DESCRIPTION OF THE TASK :: The string "this" appears in some lines of the entries that follow; copy each such line.

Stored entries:
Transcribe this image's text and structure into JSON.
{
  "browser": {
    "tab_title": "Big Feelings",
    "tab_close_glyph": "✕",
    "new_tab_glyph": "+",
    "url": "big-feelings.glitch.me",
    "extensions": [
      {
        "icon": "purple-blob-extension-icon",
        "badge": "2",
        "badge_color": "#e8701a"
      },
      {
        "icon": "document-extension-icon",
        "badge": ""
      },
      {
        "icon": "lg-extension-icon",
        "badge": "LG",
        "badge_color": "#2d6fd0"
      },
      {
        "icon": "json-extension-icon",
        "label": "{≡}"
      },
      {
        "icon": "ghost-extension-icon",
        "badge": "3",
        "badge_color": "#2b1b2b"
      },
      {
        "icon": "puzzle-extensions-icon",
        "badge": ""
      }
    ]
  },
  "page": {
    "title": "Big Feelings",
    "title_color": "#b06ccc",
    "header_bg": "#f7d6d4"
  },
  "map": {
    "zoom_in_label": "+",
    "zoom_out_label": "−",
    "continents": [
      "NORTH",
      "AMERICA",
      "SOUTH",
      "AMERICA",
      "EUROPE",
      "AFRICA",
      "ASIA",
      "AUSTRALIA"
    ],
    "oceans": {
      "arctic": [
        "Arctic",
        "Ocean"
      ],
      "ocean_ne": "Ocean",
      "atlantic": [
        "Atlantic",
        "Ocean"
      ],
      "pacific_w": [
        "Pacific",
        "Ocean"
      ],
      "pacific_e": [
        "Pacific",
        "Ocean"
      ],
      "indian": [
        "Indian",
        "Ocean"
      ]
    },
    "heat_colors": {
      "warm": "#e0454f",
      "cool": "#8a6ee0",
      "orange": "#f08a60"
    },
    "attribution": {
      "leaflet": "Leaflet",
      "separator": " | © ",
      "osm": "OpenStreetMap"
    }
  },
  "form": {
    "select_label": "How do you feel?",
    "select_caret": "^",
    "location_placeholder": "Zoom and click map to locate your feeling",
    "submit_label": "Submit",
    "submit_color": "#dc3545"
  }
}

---

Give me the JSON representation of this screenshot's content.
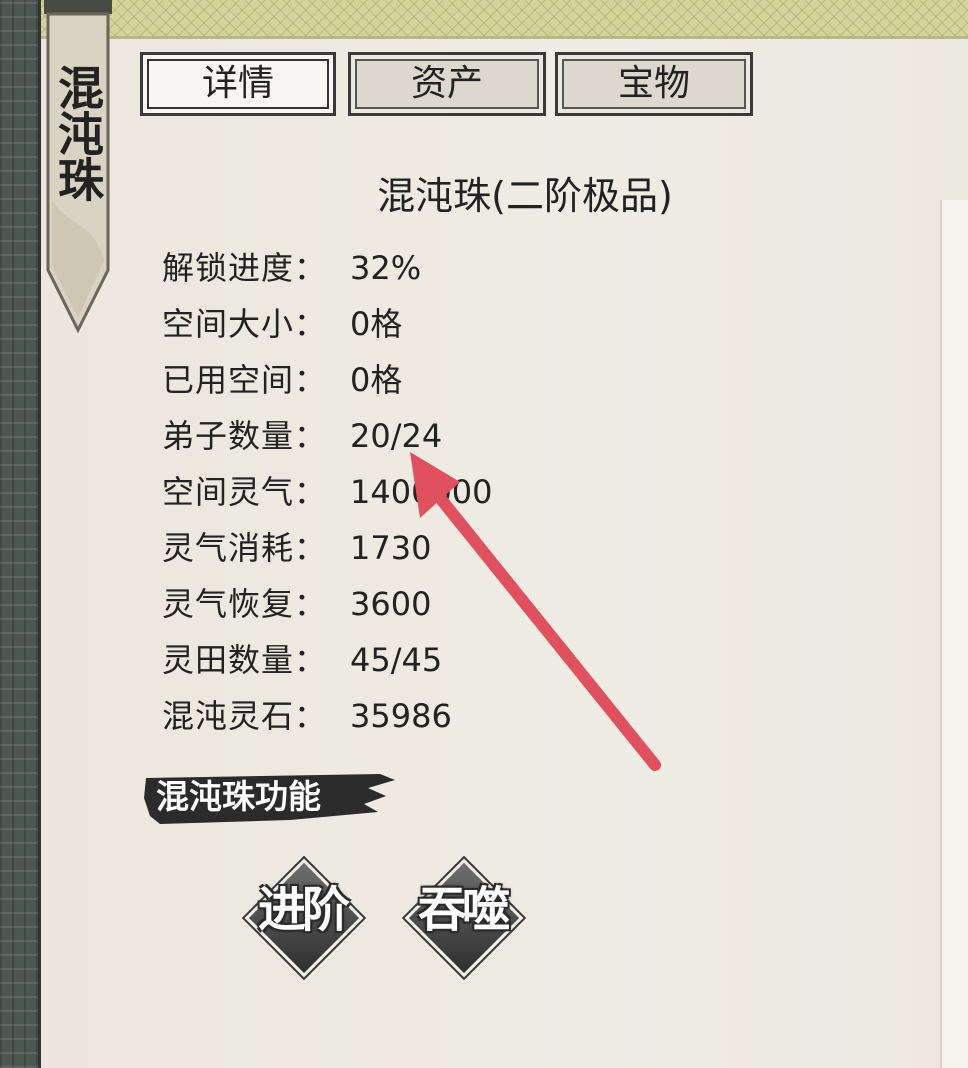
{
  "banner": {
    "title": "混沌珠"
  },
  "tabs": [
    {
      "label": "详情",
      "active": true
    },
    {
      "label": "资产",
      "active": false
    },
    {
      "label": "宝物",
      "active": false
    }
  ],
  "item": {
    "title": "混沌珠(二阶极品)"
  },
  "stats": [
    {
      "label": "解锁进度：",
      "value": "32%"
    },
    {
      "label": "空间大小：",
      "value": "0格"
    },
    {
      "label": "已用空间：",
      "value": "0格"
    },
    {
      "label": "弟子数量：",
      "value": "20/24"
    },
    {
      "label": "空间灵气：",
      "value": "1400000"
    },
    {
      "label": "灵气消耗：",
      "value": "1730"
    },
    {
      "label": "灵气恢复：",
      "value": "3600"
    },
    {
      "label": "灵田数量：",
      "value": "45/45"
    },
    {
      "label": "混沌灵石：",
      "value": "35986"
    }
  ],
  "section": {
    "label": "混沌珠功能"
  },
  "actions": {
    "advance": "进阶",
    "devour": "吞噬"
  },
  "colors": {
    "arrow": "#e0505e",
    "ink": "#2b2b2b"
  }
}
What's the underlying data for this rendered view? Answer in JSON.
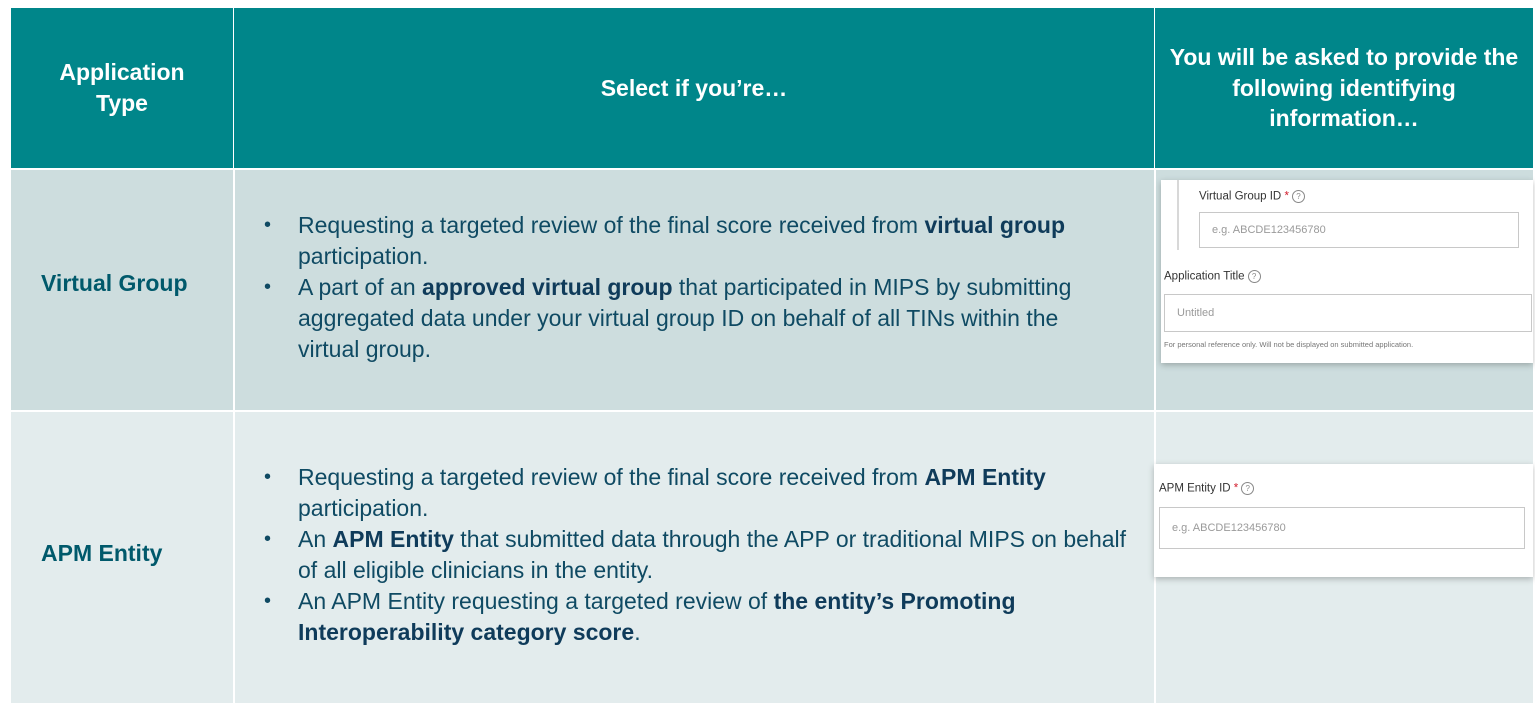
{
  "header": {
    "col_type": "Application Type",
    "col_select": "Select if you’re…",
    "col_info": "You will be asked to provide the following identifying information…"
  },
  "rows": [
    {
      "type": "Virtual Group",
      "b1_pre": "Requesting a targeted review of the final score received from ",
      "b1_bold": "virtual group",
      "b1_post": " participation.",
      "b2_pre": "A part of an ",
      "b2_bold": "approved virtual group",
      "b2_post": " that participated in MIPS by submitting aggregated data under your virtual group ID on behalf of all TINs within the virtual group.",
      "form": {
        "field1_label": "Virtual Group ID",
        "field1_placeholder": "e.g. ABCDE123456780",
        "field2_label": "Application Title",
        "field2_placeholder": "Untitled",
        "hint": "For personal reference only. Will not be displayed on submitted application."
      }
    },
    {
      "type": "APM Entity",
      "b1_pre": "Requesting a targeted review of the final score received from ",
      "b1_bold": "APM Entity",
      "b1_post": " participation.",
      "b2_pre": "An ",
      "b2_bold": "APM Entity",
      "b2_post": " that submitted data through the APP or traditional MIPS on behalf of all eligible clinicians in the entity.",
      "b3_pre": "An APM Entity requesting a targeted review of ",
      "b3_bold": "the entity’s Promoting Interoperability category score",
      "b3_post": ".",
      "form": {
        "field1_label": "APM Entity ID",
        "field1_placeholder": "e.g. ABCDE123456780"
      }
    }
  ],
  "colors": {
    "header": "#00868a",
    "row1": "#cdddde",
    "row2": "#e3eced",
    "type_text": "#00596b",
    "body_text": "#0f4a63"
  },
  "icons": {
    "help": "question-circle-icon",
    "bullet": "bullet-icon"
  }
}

OUTPUT BELOW ::
Transcribe this image's text and structure into JSON.
Give me the JSON representation of this screenshot's content.
What's the underlying data for this rendered view? Answer in JSON.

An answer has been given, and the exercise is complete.